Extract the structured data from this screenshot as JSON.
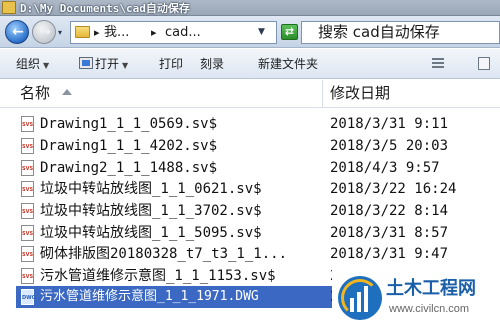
{
  "window": {
    "title": "D:\\My Documents\\cad自动保存"
  },
  "address": {
    "crumb1": "我...",
    "crumb2": "cad...",
    "search_text": "搜索 cad自动保存"
  },
  "toolbar": {
    "organize": "组织",
    "open": "打开",
    "print": "打印",
    "burn": "刻录",
    "new_folder": "新建文件夹"
  },
  "columns": {
    "name": "名称",
    "date_modified": "修改日期"
  },
  "files": [
    {
      "name": "Drawing1_1_1_0569.sv$",
      "date": "2018/3/31 9:11",
      "selected": false
    },
    {
      "name": "Drawing1_1_1_4202.sv$",
      "date": "2018/3/5 20:03",
      "selected": false
    },
    {
      "name": "Drawing2_1_1_1488.sv$",
      "date": "2018/4/3 9:57",
      "selected": false
    },
    {
      "name": "垃圾中转站放线图_1_1_0621.sv$",
      "date": "2018/3/22 16:24",
      "selected": false
    },
    {
      "name": "垃圾中转站放线图_1_1_3702.sv$",
      "date": "2018/3/22 8:14",
      "selected": false
    },
    {
      "name": "垃圾中转站放线图_1_1_5095.sv$",
      "date": "2018/3/31 8:57",
      "selected": false
    },
    {
      "name": "砌体排版图20180328_t7_t3_1_1...",
      "date": "2018/3/31 9:47",
      "selected": false
    },
    {
      "name": "污水管道维修示意图_1_1_1153.sv$",
      "date": "2",
      "selected": false
    },
    {
      "name": "污水管道维修示意图_1_1_1971.DWG",
      "date": "2",
      "selected": true
    }
  ],
  "watermark": {
    "title": "土木工程网",
    "url": "www.civilcn.com"
  }
}
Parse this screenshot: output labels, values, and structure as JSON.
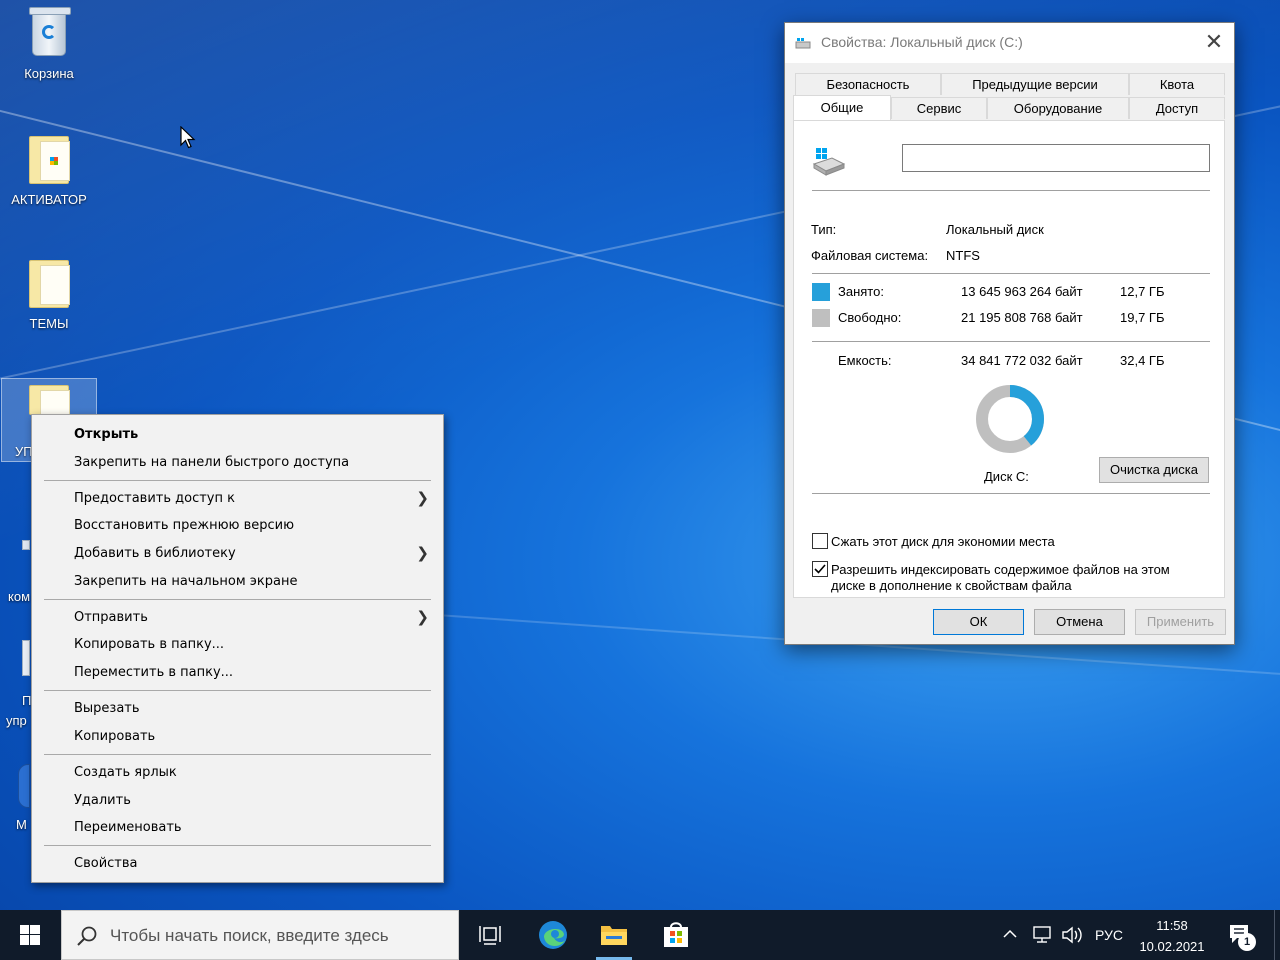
{
  "desktop": {
    "icons": [
      {
        "label": "Корзина"
      },
      {
        "label": "АКТИВАТОР"
      },
      {
        "label": "ТЕМЫ"
      }
    ],
    "partial_labels": [
      "УП",
      "ком",
      "П",
      "упр",
      "М"
    ]
  },
  "context_menu": {
    "groups": [
      [
        "Открыть",
        "Закрепить на панели быстрого доступа"
      ],
      [
        "Предоставить доступ к",
        "Восстановить прежнюю версию",
        "Добавить в библиотеку",
        "Закрепить на начальном экране"
      ],
      [
        "Отправить",
        "Копировать в папку...",
        "Переместить в папку..."
      ],
      [
        "Вырезать",
        "Копировать"
      ],
      [
        "Создать ярлык",
        "Удалить",
        "Переименовать"
      ],
      [
        "Свойства"
      ]
    ],
    "items_with_submenu": [
      "Предоставить доступ к",
      "Добавить в библиотеку",
      "Отправить"
    ],
    "default_item": "Открыть"
  },
  "dialog": {
    "title": "Свойства: Локальный диск (C:)",
    "tabs_top": [
      "Безопасность",
      "Предыдущие версии",
      "Квота"
    ],
    "tabs_bottom": [
      "Общие",
      "Сервис",
      "Оборудование",
      "Доступ"
    ],
    "active_tab": "Общие",
    "name_value": "",
    "type_label": "Тип:",
    "type_value": "Локальный диск",
    "fs_label": "Файловая система:",
    "fs_value": "NTFS",
    "used_label": "Занято:",
    "used_bytes": "13 645 963 264 байт",
    "used_gb": "12,7 ГБ",
    "free_label": "Свободно:",
    "free_bytes": "21 195 808 768 байт",
    "free_gb": "19,7 ГБ",
    "capacity_label": "Емкость:",
    "capacity_bytes": "34 841 772 032 байт",
    "capacity_gb": "32,4 ГБ",
    "disk_label": "Диск C:",
    "cleanup_button": "Очистка диска",
    "compress_label": "Сжать этот диск для экономии места",
    "compress_checked": false,
    "index_label_line1": "Разрешить индексировать содержимое файлов на этом",
    "index_label_line2": "диске в дополнение к свойствам файла",
    "index_checked": true,
    "ok_button": "ОК",
    "cancel_button": "Отмена",
    "apply_button": "Применить",
    "used_fraction": 0.392,
    "colors": {
      "used": "#26a0da",
      "free": "#bfbfbf"
    }
  },
  "taskbar": {
    "search_placeholder": "Чтобы начать поиск, введите здесь",
    "language": "РУС",
    "time": "11:58",
    "date": "10.02.2021",
    "notification_count": "1"
  }
}
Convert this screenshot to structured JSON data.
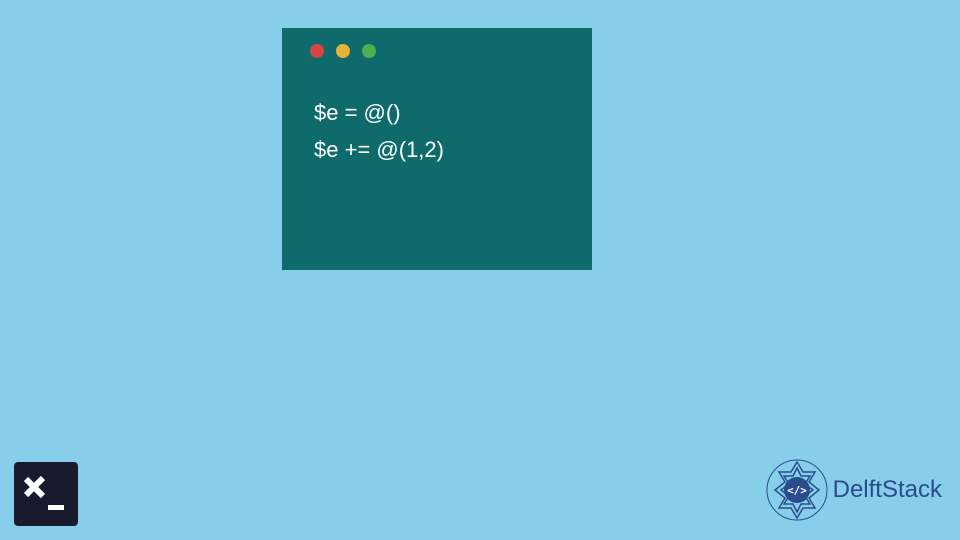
{
  "code": {
    "line1": "$e = @()",
    "line2": "$e += @(1,2)"
  },
  "branding": {
    "name": "DelftStack"
  },
  "colors": {
    "background": "#87CEEB",
    "window": "#0F6B6B",
    "brand": "#2B4C8C"
  }
}
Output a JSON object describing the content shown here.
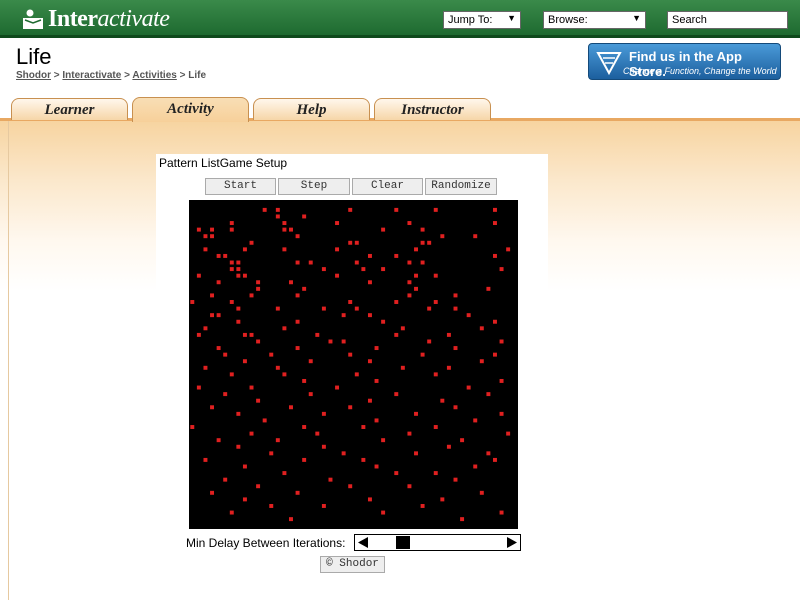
{
  "header": {
    "logo": {
      "prefix": "Inter",
      "suffix": "activate"
    },
    "jump_to": "Jump To:",
    "browse": "Browse:",
    "search_placeholder": "Search"
  },
  "page": {
    "title": "Life",
    "breadcrumbs": [
      "Shodor",
      "Interactivate",
      "Activities",
      "Life"
    ],
    "breadcrumb_sep": ">"
  },
  "appstore": {
    "line1": "Find us in the App Store.",
    "line2": "Change a Function, Change the World"
  },
  "tabs": [
    {
      "label": "Learner",
      "active": false
    },
    {
      "label": "Activity",
      "active": true
    },
    {
      "label": "Help",
      "active": false
    },
    {
      "label": "Instructor",
      "active": false
    }
  ],
  "applet": {
    "menus": [
      "Pattern List",
      "Game Setup"
    ],
    "buttons": [
      "Start",
      "Step",
      "Clear",
      "Randomize"
    ],
    "delay_label": "Min Delay Between Iterations:",
    "delay_fraction": 0.2,
    "credit_button": "© Shodor",
    "grid": {
      "rows": 50,
      "cols": 50,
      "background": "#000000",
      "live_color": "#e02020",
      "live_cells": [
        [
          1,
          11
        ],
        [
          1,
          13
        ],
        [
          1,
          24
        ],
        [
          1,
          31
        ],
        [
          1,
          37
        ],
        [
          1,
          46
        ],
        [
          2,
          13
        ],
        [
          2,
          17
        ],
        [
          3,
          6
        ],
        [
          3,
          14
        ],
        [
          3,
          22
        ],
        [
          3,
          33
        ],
        [
          3,
          46
        ],
        [
          4,
          1
        ],
        [
          4,
          3
        ],
        [
          4,
          6
        ],
        [
          4,
          14
        ],
        [
          4,
          15
        ],
        [
          4,
          29
        ],
        [
          4,
          35
        ],
        [
          5,
          2
        ],
        [
          5,
          3
        ],
        [
          5,
          16
        ],
        [
          5,
          38
        ],
        [
          5,
          43
        ],
        [
          6,
          9
        ],
        [
          6,
          24
        ],
        [
          6,
          25
        ],
        [
          6,
          35
        ],
        [
          6,
          36
        ],
        [
          7,
          2
        ],
        [
          7,
          8
        ],
        [
          7,
          14
        ],
        [
          7,
          22
        ],
        [
          7,
          34
        ],
        [
          7,
          48
        ],
        [
          8,
          4
        ],
        [
          8,
          5
        ],
        [
          8,
          27
        ],
        [
          8,
          31
        ],
        [
          8,
          46
        ],
        [
          9,
          6
        ],
        [
          9,
          7
        ],
        [
          9,
          16
        ],
        [
          9,
          18
        ],
        [
          9,
          25
        ],
        [
          9,
          33
        ],
        [
          9,
          35
        ],
        [
          10,
          6
        ],
        [
          10,
          7
        ],
        [
          10,
          20
        ],
        [
          10,
          26
        ],
        [
          10,
          29
        ],
        [
          10,
          47
        ],
        [
          11,
          1
        ],
        [
          11,
          7
        ],
        [
          11,
          8
        ],
        [
          11,
          22
        ],
        [
          11,
          34
        ],
        [
          11,
          37
        ],
        [
          12,
          4
        ],
        [
          12,
          10
        ],
        [
          12,
          15
        ],
        [
          12,
          27
        ],
        [
          12,
          33
        ],
        [
          13,
          10
        ],
        [
          13,
          17
        ],
        [
          13,
          34
        ],
        [
          13,
          45
        ],
        [
          14,
          3
        ],
        [
          14,
          9
        ],
        [
          14,
          16
        ],
        [
          14,
          33
        ],
        [
          14,
          40
        ],
        [
          15,
          0
        ],
        [
          15,
          6
        ],
        [
          15,
          24
        ],
        [
          15,
          31
        ],
        [
          15,
          37
        ],
        [
          16,
          7
        ],
        [
          16,
          13
        ],
        [
          16,
          20
        ],
        [
          16,
          25
        ],
        [
          16,
          36
        ],
        [
          16,
          40
        ],
        [
          17,
          3
        ],
        [
          17,
          4
        ],
        [
          17,
          23
        ],
        [
          17,
          27
        ],
        [
          17,
          42
        ],
        [
          18,
          7
        ],
        [
          18,
          16
        ],
        [
          18,
          29
        ],
        [
          18,
          46
        ],
        [
          19,
          2
        ],
        [
          19,
          14
        ],
        [
          19,
          32
        ],
        [
          19,
          44
        ],
        [
          20,
          1
        ],
        [
          20,
          8
        ],
        [
          20,
          9
        ],
        [
          20,
          19
        ],
        [
          20,
          31
        ],
        [
          20,
          39
        ],
        [
          21,
          10
        ],
        [
          21,
          21
        ],
        [
          21,
          23
        ],
        [
          21,
          36
        ],
        [
          21,
          47
        ],
        [
          22,
          4
        ],
        [
          22,
          16
        ],
        [
          22,
          28
        ],
        [
          22,
          40
        ],
        [
          23,
          5
        ],
        [
          23,
          12
        ],
        [
          23,
          24
        ],
        [
          23,
          35
        ],
        [
          23,
          46
        ],
        [
          24,
          8
        ],
        [
          24,
          18
        ],
        [
          24,
          27
        ],
        [
          24,
          44
        ],
        [
          25,
          2
        ],
        [
          25,
          13
        ],
        [
          25,
          32
        ],
        [
          25,
          39
        ],
        [
          26,
          6
        ],
        [
          26,
          14
        ],
        [
          26,
          25
        ],
        [
          26,
          37
        ],
        [
          27,
          17
        ],
        [
          27,
          28
        ],
        [
          27,
          47
        ],
        [
          28,
          1
        ],
        [
          28,
          9
        ],
        [
          28,
          22
        ],
        [
          28,
          42
        ],
        [
          29,
          5
        ],
        [
          29,
          18
        ],
        [
          29,
          31
        ],
        [
          29,
          45
        ],
        [
          30,
          10
        ],
        [
          30,
          27
        ],
        [
          30,
          38
        ],
        [
          31,
          3
        ],
        [
          31,
          15
        ],
        [
          31,
          24
        ],
        [
          31,
          40
        ],
        [
          32,
          7
        ],
        [
          32,
          20
        ],
        [
          32,
          34
        ],
        [
          32,
          47
        ],
        [
          33,
          11
        ],
        [
          33,
          28
        ],
        [
          33,
          43
        ],
        [
          34,
          0
        ],
        [
          34,
          17
        ],
        [
          34,
          26
        ],
        [
          34,
          37
        ],
        [
          35,
          9
        ],
        [
          35,
          19
        ],
        [
          35,
          33
        ],
        [
          35,
          48
        ],
        [
          36,
          4
        ],
        [
          36,
          13
        ],
        [
          36,
          29
        ],
        [
          36,
          41
        ],
        [
          37,
          7
        ],
        [
          37,
          20
        ],
        [
          37,
          39
        ],
        [
          38,
          12
        ],
        [
          38,
          23
        ],
        [
          38,
          34
        ],
        [
          38,
          45
        ],
        [
          39,
          2
        ],
        [
          39,
          17
        ],
        [
          39,
          26
        ],
        [
          39,
          46
        ],
        [
          40,
          8
        ],
        [
          40,
          28
        ],
        [
          40,
          43
        ],
        [
          41,
          14
        ],
        [
          41,
          31
        ],
        [
          41,
          37
        ],
        [
          42,
          5
        ],
        [
          42,
          21
        ],
        [
          42,
          40
        ],
        [
          43,
          10
        ],
        [
          43,
          24
        ],
        [
          43,
          33
        ],
        [
          44,
          3
        ],
        [
          44,
          16
        ],
        [
          44,
          44
        ],
        [
          45,
          8
        ],
        [
          45,
          27
        ],
        [
          45,
          38
        ],
        [
          46,
          12
        ],
        [
          46,
          20
        ],
        [
          46,
          35
        ],
        [
          47,
          6
        ],
        [
          47,
          29
        ],
        [
          47,
          47
        ],
        [
          48,
          15
        ],
        [
          48,
          41
        ]
      ]
    }
  }
}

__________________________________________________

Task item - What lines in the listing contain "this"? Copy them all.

Response -
Extract the structured data from this screenshot as JSON.
Parse this screenshot: output labels, values, and structure as JSON.
Convert this screenshot to structured JSON data.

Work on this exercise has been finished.